While staff of various nationalities work at the base, which has a staff of several thousand, the expelled Chagossians have never obtained the right to return. Some of those deported ended up in poor social conditions, whether in the Mauritian capital Port-Louis or London, where a large Chagossian community resides.

“The advice that the International Court of Justice pronounced on February 25th 2019 is very clear and represents real thunderbolt,” commented André Oraison, a specialist in international law and a lecturer at the University of La Réunion, the French Indian Ocean island. “The court has decided that the process of decolonisation was not managed properly during the [passage to] independence of Mauritius in 1968. By separating the Chagos Islands from Mauritius with the creation of the British Indian Ocean Territory, the United Kingdom violated the principle of the [respect] of colonial borders, which prohibits a colonial power from detaching a part of the territory for its own ends. Great Britain must stop administering the Chagos archipelago and restore the sovereignty of Mauritius over these islands.”

On May 22nd, The UN General Assembly adopted a resolution, drafted by Senegal, which, following the ICJ ruling, gave Britain six months to withdraw from the Chago archipelago and hand it over to Mauritius. The resolution was supported by 116 countries out of the assembly’s 193. Only five – Australia, Hungary, Israel, the Maldives and the US – voted with the UK against, while 56, including France, abstained.

If Britain does not abide by the resolution, which appears highly likely, there will be a fresh debate by the General Assembly in November.

“We are going to return home,” said Olivier Bancoult [1], leader of the Chagos Refugee Group, commenting on the recent developments. Bancoult was four-years-old when he was deported from his island home to Mauritius, where he is now based. “We are working with several international specialists on questions of re-housing and we will submit propositions to the Mauritian government after our general assembly. The plan which we are elaborating, and which we will also submit to the United Nations, includes an important part on protection of the environment.”

One of the issues still to be agreed is the question of political organisation after a return. “Autonomy, council, independence, all options are on the table,” said Bancoult. Our victory is not complete but our example will serve other peoples. We are the hope for those who live apart from their land.”

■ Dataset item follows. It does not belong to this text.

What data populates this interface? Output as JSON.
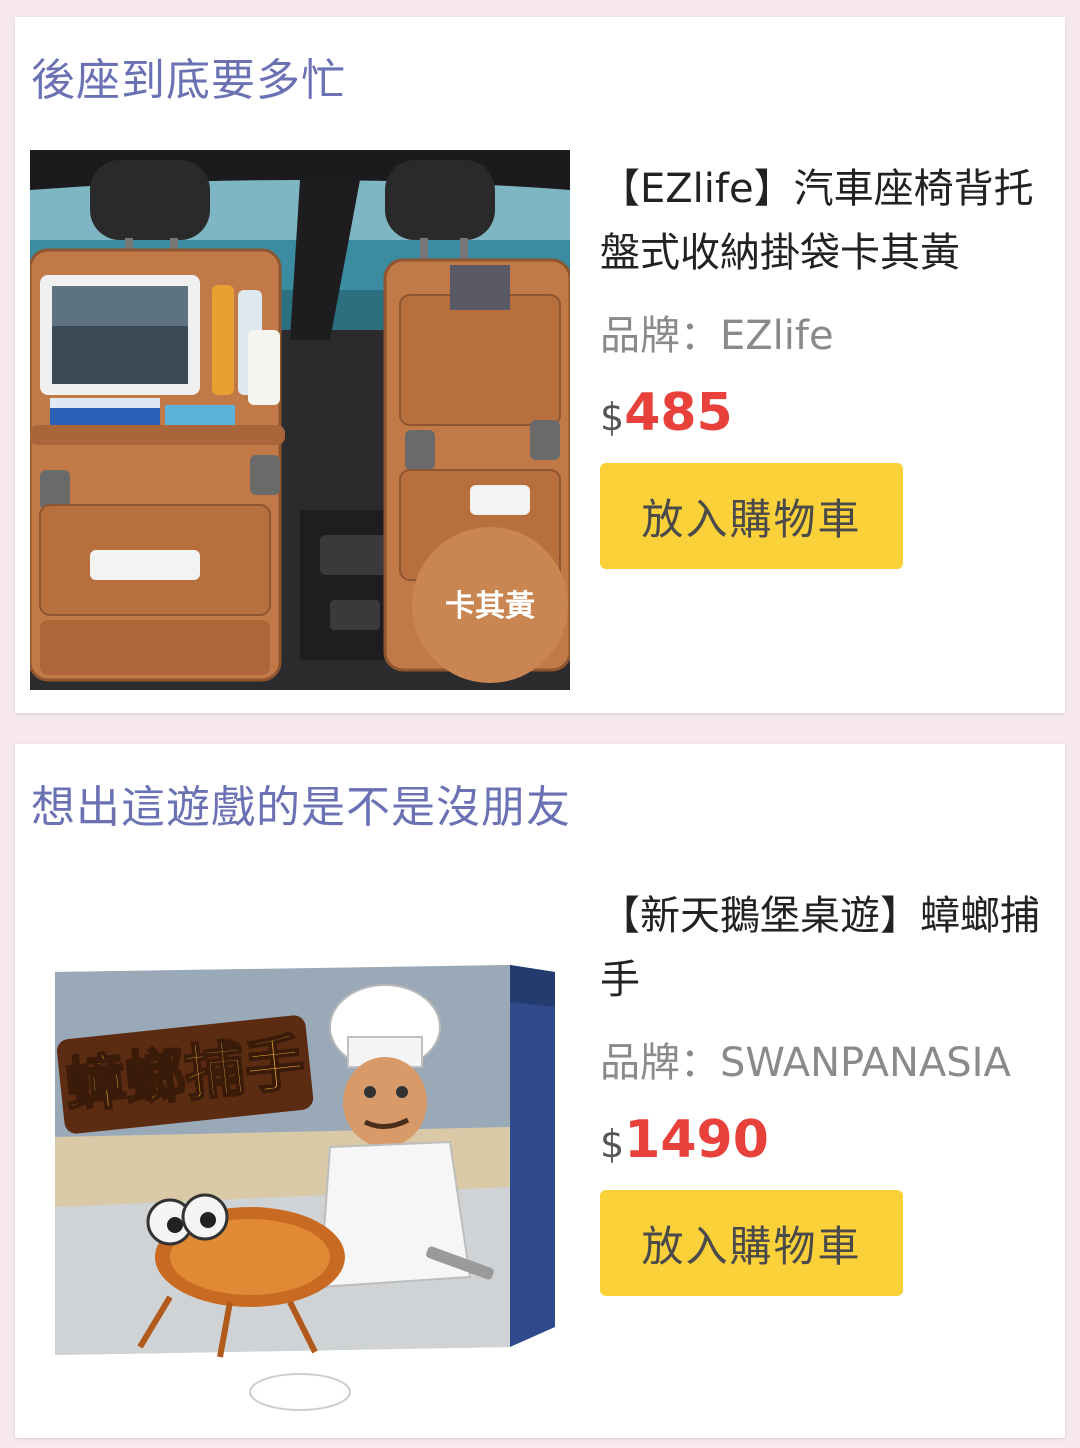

The fact that the recent advances in the Chagossians’ campaign have inspired the president of Madagascar in his own campaign over the Scattered Islands is significant for France whose continued administration of the islands is similar to the status of the British Indian Ocean Territory; the islands, a vestige of French colonial rule of Madagascar, are part of French territory known as the “French Southern and Antarctic Lands”, or TAAF, which has its administrative base on France’s Indian Ocean island of La Réunion.

As in the case of the Scattered Islands, the claims of sovereignty over Indian Ocean islands that were unlawfully annexed by colonial powers from territories they granted independence to is a highly sensitive issue for Paris as well as London. Well before the recent success of the Chagossian refugees’ case at the UN and the ICJ, France was condemned in numerous resolutions adopted by the UN over its continued rule of Mayotte (which is officially a French département, administratively equivalent to a county). Sovereignty over this fourth major island in the Comoros island chain, lying north-west of Mozambique, is claimed by the Union of the Comoros, the neighbouring three-island state itself once ruled by France.

Contacted several occasions, neither the TAAF administration nor the French foreign ministry agreed to answer questions submitted by Mediapart. The scientific and military missions on the Scattered Islands also declined to offer any comment.

Julien Sartre